  1. So that none are misinformed by my posting wihtout a non de plume here, please allow me to state that I am NOT an Indiana licensed attorney, although I am an Indiana resident approved to practice law and represent clients in Indiana's fed court of Nth Dist and before the 7th circuit. I remain licensed in KS, since 1996, no discipline. This must be clarified since the IN court records will reveal that I did sit for and pass the Indiana bar last February. Yet be not confused by the fact that I was so allowed to be tested .... I am not, to be clear in the service of my duty to be absolutely candid about this, I AM NOT a member of the Indiana bar, and might never be so licensed given my unrepented from errors of thought documented in this opinion, at fn2, which likely supports Mr Smith's initial post in this thread: http://caselaw.findlaw.com/us-7th-circuit/1592921.html

  2. When I served the State of Kansas as Deputy AG over Consumer Protection & Antitrust for four years, supervising 20 special agents and assistant attorneys general (back before the IBLE denied me the right to practice law in Indiana for not having the right stuff and pretty much crushed my legal career) we had a saying around the office: Resist the lure of the ring!!! It was a take off on Tolkiem, the idea that absolute power (I signed investigative subpoenas as a judge would in many other contexts, no need to show probable cause)could corrupt absolutely. We feared that we would overreach constitutional limits if not reminded, over and over, to be mindful to not do so. Our approach in so challenging one another was Madisonian, as the following quotes from the Father of our Constitution reveal: The essence of Government is power; and power, lodged as it must be in human hands, will ever be liable to abuse. We are right to take alarm at the first experiment upon our liberties. I believe there are more instances of the abridgement of freedom of the people by gradual and silent encroachments by those in power than by violent and sudden usurpations. Liberty may be endangered by the abuse of liberty, but also by the abuse of power. All men having power ought to be mistrusted. -- James Madison, Federalist Papers and other sources: http://www.constitution.org/jm/jm_quotes.htm RESIST THE LURE OF THE RING ALL YE WITH POLITICAL OR JUDICIAL POWER!
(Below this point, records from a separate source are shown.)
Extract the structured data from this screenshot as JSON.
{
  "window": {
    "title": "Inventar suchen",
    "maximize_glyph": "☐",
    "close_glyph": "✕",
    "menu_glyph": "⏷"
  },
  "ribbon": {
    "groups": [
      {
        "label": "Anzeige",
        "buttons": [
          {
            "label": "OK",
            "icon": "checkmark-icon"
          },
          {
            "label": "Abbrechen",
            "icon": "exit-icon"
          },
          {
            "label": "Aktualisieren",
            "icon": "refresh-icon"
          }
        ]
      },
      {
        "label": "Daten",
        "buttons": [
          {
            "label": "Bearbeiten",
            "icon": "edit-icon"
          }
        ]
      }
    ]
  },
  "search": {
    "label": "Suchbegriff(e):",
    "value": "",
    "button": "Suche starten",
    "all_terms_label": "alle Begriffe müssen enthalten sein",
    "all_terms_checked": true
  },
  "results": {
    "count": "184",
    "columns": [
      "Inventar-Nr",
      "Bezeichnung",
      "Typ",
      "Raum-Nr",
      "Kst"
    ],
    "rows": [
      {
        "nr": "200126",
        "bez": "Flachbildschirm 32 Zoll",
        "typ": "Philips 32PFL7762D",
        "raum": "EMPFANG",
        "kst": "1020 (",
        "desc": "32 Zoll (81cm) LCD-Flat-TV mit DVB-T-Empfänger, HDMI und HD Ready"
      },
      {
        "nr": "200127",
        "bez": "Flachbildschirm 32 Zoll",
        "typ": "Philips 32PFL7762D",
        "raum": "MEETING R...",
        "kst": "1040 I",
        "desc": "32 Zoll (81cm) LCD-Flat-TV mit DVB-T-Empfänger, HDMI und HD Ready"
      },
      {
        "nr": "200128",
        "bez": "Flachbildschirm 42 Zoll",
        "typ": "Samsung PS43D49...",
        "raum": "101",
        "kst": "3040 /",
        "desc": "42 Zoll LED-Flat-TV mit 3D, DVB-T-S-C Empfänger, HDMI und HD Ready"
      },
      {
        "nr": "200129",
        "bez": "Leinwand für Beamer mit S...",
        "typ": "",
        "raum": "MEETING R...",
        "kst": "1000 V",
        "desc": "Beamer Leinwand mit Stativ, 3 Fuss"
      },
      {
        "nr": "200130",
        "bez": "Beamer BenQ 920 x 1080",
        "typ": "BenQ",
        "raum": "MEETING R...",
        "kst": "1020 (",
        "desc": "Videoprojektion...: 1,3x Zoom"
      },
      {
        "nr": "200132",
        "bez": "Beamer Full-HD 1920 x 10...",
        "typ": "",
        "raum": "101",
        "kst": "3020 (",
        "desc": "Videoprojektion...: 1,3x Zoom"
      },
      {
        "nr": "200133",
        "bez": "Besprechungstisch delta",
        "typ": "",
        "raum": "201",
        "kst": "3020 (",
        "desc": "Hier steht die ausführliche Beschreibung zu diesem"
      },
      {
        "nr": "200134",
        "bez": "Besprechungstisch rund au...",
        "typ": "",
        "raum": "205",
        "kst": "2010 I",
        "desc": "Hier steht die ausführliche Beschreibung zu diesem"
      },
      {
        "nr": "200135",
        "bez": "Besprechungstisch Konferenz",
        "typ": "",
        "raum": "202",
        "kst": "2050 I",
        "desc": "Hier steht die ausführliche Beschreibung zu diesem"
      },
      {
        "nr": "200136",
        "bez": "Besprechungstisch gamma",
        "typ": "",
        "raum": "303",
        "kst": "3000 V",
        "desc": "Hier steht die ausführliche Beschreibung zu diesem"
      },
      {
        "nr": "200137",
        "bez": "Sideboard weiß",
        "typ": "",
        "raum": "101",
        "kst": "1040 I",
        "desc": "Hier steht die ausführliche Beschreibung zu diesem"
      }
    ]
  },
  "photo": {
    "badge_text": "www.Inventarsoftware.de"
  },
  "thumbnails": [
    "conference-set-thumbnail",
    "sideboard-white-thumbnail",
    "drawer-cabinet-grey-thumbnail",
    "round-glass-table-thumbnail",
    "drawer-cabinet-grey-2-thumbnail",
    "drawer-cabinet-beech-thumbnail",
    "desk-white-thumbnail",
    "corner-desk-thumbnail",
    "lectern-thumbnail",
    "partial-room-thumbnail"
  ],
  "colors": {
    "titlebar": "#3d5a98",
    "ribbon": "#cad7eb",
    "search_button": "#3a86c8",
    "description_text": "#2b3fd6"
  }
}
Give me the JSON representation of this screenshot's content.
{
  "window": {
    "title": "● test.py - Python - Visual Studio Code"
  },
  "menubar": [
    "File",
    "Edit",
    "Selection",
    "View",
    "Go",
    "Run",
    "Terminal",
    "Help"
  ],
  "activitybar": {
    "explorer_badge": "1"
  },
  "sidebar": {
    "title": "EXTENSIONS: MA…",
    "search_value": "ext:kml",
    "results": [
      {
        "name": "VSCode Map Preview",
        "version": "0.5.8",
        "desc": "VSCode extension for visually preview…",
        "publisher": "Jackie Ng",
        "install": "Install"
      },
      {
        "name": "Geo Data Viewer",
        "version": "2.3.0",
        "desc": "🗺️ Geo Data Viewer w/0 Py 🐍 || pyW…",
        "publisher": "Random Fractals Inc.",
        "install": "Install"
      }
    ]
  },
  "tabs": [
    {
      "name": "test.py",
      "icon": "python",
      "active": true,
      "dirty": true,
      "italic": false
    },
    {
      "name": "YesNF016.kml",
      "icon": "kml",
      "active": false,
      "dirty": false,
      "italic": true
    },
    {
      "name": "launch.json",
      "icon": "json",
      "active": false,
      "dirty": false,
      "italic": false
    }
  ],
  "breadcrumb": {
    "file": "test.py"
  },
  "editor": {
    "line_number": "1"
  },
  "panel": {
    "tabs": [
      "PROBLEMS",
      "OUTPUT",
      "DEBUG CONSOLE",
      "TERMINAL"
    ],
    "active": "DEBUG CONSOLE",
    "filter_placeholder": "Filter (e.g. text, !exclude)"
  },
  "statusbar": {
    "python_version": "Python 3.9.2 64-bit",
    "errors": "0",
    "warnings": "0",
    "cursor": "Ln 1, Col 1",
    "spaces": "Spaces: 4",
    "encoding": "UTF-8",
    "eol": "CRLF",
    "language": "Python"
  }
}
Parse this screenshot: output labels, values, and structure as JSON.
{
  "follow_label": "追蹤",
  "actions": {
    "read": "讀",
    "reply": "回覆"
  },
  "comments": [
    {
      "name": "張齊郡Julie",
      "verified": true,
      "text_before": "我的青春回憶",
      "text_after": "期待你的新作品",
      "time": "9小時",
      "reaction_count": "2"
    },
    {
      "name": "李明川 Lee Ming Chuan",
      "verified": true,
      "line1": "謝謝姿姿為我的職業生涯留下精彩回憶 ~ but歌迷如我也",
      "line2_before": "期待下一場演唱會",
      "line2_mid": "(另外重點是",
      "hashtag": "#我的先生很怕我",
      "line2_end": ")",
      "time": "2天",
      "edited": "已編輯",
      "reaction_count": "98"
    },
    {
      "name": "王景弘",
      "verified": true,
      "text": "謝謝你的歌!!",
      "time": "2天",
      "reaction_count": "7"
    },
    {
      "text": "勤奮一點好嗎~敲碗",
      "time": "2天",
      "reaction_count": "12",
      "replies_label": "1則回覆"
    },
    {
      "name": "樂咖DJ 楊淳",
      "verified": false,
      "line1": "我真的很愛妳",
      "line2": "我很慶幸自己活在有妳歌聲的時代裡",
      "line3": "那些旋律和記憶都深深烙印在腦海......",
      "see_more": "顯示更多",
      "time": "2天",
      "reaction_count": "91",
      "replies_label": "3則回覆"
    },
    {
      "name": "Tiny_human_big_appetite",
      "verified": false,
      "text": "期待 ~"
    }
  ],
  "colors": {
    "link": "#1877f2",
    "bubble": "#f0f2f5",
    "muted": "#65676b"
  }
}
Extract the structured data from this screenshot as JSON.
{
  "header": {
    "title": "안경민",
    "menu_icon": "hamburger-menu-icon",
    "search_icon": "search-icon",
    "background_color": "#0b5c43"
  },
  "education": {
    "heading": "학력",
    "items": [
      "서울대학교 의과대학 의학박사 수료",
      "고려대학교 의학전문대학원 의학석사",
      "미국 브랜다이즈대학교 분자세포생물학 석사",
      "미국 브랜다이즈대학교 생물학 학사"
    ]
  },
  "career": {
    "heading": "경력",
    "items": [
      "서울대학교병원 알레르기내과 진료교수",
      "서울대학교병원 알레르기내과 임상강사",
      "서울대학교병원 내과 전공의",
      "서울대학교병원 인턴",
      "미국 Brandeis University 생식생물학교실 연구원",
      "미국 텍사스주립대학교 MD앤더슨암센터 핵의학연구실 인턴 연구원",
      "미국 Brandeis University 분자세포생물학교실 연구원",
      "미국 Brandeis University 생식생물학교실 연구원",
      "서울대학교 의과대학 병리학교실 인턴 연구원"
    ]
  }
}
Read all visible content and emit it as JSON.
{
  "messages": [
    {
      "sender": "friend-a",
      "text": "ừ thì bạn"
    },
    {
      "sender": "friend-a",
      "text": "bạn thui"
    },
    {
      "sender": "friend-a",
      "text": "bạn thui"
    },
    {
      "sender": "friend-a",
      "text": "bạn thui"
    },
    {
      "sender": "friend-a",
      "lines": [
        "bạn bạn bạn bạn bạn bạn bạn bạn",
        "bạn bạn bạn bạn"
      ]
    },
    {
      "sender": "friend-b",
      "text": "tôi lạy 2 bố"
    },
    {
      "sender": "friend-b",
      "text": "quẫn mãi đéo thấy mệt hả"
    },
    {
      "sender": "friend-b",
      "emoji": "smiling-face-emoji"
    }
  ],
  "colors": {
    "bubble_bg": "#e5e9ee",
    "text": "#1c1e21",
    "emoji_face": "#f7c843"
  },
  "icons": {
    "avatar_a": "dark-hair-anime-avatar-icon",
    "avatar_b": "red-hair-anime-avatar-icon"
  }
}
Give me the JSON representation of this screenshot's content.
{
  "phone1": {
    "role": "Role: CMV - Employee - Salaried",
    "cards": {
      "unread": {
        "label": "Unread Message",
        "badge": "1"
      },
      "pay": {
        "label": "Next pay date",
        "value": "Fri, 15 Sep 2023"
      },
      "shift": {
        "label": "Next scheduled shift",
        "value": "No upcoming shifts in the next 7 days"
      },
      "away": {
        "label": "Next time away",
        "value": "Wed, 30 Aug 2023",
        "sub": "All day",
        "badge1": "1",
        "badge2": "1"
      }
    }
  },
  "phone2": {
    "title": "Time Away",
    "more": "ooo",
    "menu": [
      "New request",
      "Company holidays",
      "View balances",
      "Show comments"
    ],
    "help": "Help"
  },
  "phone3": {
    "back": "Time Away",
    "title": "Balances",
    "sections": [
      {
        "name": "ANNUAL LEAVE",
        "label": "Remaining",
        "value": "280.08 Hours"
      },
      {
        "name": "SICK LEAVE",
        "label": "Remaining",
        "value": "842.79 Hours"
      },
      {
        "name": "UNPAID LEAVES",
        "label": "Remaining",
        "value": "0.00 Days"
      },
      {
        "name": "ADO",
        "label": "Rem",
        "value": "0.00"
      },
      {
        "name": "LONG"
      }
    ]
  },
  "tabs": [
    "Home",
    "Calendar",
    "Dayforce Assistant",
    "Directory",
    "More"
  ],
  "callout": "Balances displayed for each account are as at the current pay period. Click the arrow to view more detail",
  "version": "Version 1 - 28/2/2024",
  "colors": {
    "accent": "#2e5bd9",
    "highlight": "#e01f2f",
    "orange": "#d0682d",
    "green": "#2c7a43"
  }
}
  3. My dear Mr Smith, I respect your opinions and much enjoy your posts here. We do differ on our view of the benefits and viability of the American Experiment in Ordered Liberty. While I do agree that it could be better, and that your points in criticism are well taken, Utopia does indeed mean nowhere. I think Madison, Jefferson, Adams and company got it about as good as it gets in a fallen post-Enlightenment social order. That said, a constitution only protects the citizens if it is followed. We currently have a bevy of public officials and judicial agents who believe that their subjectivism, their personal ideology, their elitist fears and concerns and cause celebs trump the constitutions of our forefathers. This is most troubling. More to follow in the next post on that subject.

  4. Yep I am not Bryan Brown. Bryan you appear to be a bigger believer in the Constitution than I am. Were I still a big believer then I might be using my real name like you. Personally, I am no longer a fan of secularism. I favor the confessional state. In religious mattes, it seems to me that social diversity is chaos and conflict, while uniformity is order and peace.... secularism has been imposed by America on other nations now by force and that has not exactly worked out very well.... I think the American historical experiment with disestablishmentarianism is withering on the vine before our eyes..... Since I do not know if that is OK for an officially licensed lawyer to say, I keep the nom de plume.

  5. I am compelled to announce that I am not posting under any Smith monikers here. That said, the post below does have a certain ring to it that sounds familiar to me: http://www.catholicnewworld.com/cnwonline/2014/0907/cardinal.aspx

ADVERTISEMENT